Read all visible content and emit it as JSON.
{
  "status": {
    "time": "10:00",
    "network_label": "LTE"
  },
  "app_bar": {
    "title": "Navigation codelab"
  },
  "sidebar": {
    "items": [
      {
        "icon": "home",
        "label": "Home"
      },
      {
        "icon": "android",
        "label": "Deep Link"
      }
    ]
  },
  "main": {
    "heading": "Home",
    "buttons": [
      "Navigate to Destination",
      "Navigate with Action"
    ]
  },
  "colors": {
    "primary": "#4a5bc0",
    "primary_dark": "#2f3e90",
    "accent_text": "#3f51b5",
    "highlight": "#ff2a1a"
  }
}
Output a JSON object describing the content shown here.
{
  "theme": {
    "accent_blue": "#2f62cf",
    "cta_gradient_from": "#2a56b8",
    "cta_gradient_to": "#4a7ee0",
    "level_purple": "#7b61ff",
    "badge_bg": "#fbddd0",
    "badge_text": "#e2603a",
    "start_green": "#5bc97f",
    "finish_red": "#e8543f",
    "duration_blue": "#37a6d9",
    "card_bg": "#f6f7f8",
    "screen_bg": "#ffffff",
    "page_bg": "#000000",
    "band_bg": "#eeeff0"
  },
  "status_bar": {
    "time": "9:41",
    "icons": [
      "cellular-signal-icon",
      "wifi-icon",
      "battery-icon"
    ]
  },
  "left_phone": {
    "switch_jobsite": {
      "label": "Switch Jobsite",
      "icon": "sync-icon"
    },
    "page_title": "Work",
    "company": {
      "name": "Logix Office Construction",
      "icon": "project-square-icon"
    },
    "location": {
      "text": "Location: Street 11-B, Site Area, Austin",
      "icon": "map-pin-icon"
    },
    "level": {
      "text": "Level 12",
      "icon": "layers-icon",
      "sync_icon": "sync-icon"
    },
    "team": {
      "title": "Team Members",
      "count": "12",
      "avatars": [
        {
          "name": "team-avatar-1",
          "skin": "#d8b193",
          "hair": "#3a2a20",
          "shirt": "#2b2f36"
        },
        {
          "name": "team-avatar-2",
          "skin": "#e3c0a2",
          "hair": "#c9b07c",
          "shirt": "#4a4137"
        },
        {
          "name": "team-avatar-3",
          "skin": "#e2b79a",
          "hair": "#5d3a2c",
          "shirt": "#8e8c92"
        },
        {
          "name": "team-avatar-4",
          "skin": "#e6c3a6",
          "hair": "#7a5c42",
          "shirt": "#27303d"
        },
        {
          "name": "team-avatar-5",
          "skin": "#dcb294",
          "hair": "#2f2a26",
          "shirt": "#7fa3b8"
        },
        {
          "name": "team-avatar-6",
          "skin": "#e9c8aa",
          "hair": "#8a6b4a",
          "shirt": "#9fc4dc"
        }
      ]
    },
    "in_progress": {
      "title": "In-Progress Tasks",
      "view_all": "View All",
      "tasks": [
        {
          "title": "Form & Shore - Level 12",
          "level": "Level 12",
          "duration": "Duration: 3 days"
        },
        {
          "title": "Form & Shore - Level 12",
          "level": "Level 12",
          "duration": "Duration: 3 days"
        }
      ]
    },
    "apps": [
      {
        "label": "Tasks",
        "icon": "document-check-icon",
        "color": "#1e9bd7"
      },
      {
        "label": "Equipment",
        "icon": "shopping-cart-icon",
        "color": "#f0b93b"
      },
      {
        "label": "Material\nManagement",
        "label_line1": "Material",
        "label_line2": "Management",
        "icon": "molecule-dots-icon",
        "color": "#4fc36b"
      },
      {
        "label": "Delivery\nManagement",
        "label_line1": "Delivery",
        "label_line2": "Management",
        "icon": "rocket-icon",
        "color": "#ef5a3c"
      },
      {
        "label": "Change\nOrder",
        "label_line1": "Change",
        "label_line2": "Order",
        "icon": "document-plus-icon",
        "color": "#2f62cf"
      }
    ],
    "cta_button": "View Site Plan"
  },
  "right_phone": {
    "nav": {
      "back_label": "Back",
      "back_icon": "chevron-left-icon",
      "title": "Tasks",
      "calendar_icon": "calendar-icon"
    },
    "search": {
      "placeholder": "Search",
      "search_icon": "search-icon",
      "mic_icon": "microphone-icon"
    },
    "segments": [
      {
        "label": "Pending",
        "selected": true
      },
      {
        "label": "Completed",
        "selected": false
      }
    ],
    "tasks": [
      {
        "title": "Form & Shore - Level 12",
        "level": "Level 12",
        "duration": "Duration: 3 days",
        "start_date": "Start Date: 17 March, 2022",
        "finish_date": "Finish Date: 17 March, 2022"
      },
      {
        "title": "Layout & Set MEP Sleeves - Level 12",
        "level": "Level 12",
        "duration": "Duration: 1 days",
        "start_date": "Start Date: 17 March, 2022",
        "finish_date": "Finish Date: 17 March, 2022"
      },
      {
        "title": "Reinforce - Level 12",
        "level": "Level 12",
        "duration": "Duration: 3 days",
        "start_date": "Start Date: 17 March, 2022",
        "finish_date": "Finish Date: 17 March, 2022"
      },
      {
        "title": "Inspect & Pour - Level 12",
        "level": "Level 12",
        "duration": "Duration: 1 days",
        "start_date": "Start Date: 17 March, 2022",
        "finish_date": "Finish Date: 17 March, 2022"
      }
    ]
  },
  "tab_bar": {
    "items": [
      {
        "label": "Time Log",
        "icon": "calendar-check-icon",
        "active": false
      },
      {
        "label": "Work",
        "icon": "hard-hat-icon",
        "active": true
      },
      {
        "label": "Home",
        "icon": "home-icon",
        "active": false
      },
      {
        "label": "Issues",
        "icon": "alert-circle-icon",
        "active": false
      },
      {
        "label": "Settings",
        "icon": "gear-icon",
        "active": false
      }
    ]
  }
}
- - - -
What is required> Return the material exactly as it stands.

Response>
Read all visible content and emit it as JSON.
{
  "status": {
    "time": "10:00",
    "network_label": "LTE"
  },
  "app_bar": {
    "title": "Navigation codelab"
  },
  "sidebar": {
    "items": [
      {
        "icon": "home",
        "label": "Home"
      },
      {
        "icon": "android",
        "label": "Deep Link"
      }
    ]
  },
  "main": {
    "heading": "Home",
    "buttons": [
      "Navigate to Destination",
      "Navigate with Action"
    ]
  },
  "colors": {
    "primary": "#4a5bc0",
    "primary_dark": "#2f3e90",
    "accent_text": "#3f51b5",
    "highlight": "#ff2a1a"
  }
}
Output a JSON object describing the content shown here.
{
  "theme": {
    "accent_blue": "#2f62cf",
    "cta_gradient_from": "#2a56b8",
    "cta_gradient_to": "#4a7ee0",
    "level_purple": "#7b61ff",
    "badge_bg": "#fbddd0",
    "badge_text": "#e2603a",
    "start_green": "#5bc97f",
    "finish_red": "#e8543f",
    "duration_blue": "#37a6d9",
    "card_bg": "#f6f7f8",
    "screen_bg": "#ffffff",
    "page_bg": "#000000",
    "band_bg": "#eeeff0"
  },
  "status_bar": {
    "time": "9:41",
    "icons": [
      "cellular-signal-icon",
      "wifi-icon",
      "battery-icon"
    ]
  },
  "left_phone": {
    "switch_jobsite": {
      "label": "Switch Jobsite",
      "icon": "sync-icon"
    },
    "page_title": "Work",
    "company": {
      "name": "Logix Office Construction",
      "icon": "project-square-icon"
    },
    "location": {
      "text": "Location: Street 11-B, Site Area, Austin",
      "icon": "map-pin-icon"
    },
    "level": {
      "text": "Level 12",
      "icon": "layers-icon",
      "sync_icon": "sync-icon"
    },
    "team": {
      "title": "Team Members",
      "count": "12",
      "avatars": [
        {
          "name": "team-avatar-1",
          "skin": "#d8b193",
          "hair": "#3a2a20",
          "shirt": "#2b2f36"
        },
        {
          "name": "team-avatar-2",
          "skin": "#e3c0a2",
          "hair": "#c9b07c",
          "shirt": "#4a4137"
        },
        {
          "name": "team-avatar-3",
          "skin": "#e2b79a",
          "hair": "#5d3a2c",
          "shirt": "#8e8c92"
        },
        {
          "name": "team-avatar-4",
          "skin": "#e6c3a6",
          "hair": "#7a5c42",
          "shirt": "#27303d"
        },
        {
          "name": "team-avatar-5",
          "skin": "#dcb294",
          "hair": "#2f2a26",
          "shirt": "#7fa3b8"
        },
        {
          "name": "team-avatar-6",
          "skin": "#e9c8aa",
          "hair": "#8a6b4a",
          "shirt": "#9fc4dc"
        }
      ]
    },
    "in_progress": {
      "title": "In-Progress Tasks",
      "view_all": "View All",
      "tasks": [
        {
          "title": "Form & Shore - Level 12",
          "level": "Level 12",
          "duration": "Duration: 3 days"
        },
        {
          "title": "Form & Shore - Level 12",
          "level": "Level 12",
          "duration": "Duration: 3 days"
        }
      ]
    },
    "apps": [
      {
        "label": "Tasks",
        "icon": "document-check-icon",
        "color": "#1e9bd7"
      },
      {
        "label": "Equipment",
        "icon": "shopping-cart-icon",
        "color": "#f0b93b"
      },
      {
        "label": "Material\nManagement",
        "label_line1": "Material",
        "label_line2": "Management",
        "icon": "molecule-dots-icon",
        "color": "#4fc36b"
      },
      {
        "label": "Delivery\nManagement",
        "label_line1": "Delivery",
        "label_line2": "Management",
        "icon": "rocket-icon",
        "color": "#ef5a3c"
      },
      {
        "label": "Change\nOrder",
        "label_line1": "Change",
        "label_line2": "Order",
        "icon": "document-plus-icon",
        "color": "#2f62cf"
      }
    ],
    "cta_button": "View Site Plan"
  },
  "right_phone": {
    "nav": {
      "back_label": "Back",
      "back_icon": "chevron-left-icon",
      "title": "Tasks",
      "calendar_icon": "calendar-icon"
    },
    "search": {
      "placeholder": "Search",
      "search_icon": "search-icon",
      "mic_icon": "microphone-icon"
    },
    "segments": [
      {
        "label": "Pending",
        "selected": true
      },
      {
        "label": "Completed",
        "selected": false
      }
    ],
    "tasks": [
      {
        "title": "Form & Shore - Level 12",
        "level": "Level 12",
        "duration": "Duration: 3 days",
        "start_date": "Start Date: 17 March, 2022",
        "finish_date": "Finish Date: 17 March, 2022"
      },
      {
        "title": "Layout & Set MEP Sleeves - Level 12",
        "level": "Level 12",
        "duration": "Duration: 1 days",
        "start_date": "Start Date: 17 March, 2022",
        "finish_date": "Finish Date: 17 March, 2022"
      },
      {
        "title": "Reinforce - Level 12",
        "level": "Level 12",
        "duration": "Duration: 3 days",
        "start_date": "Start Date: 17 March, 2022",
        "finish_date": "Finish Date: 17 March, 2022"
      },
      {
        "title": "Inspect & Pour - Level 12",
        "level": "Level 12",
        "duration": "Duration: 1 days",
        "start_date": "Start Date: 17 March, 2022",
        "finish_date": "Finish Date: 17 March, 2022"
      }
    ]
  },
  "tab_bar": {
    "items": [
      {
        "label": "Time Log",
        "icon": "calendar-check-icon",
        "active": false
      },
      {
        "label": "Work",
        "icon": "hard-hat-icon",
        "active": true
      },
      {
        "label": "Home",
        "icon": "home-icon",
        "active": false
      },
      {
        "label": "Issues",
        "icon": "alert-circle-icon",
        "active": false
      },
      {
        "label": "Settings",
        "icon": "gear-icon",
        "active": false
      }
    ]
  }
}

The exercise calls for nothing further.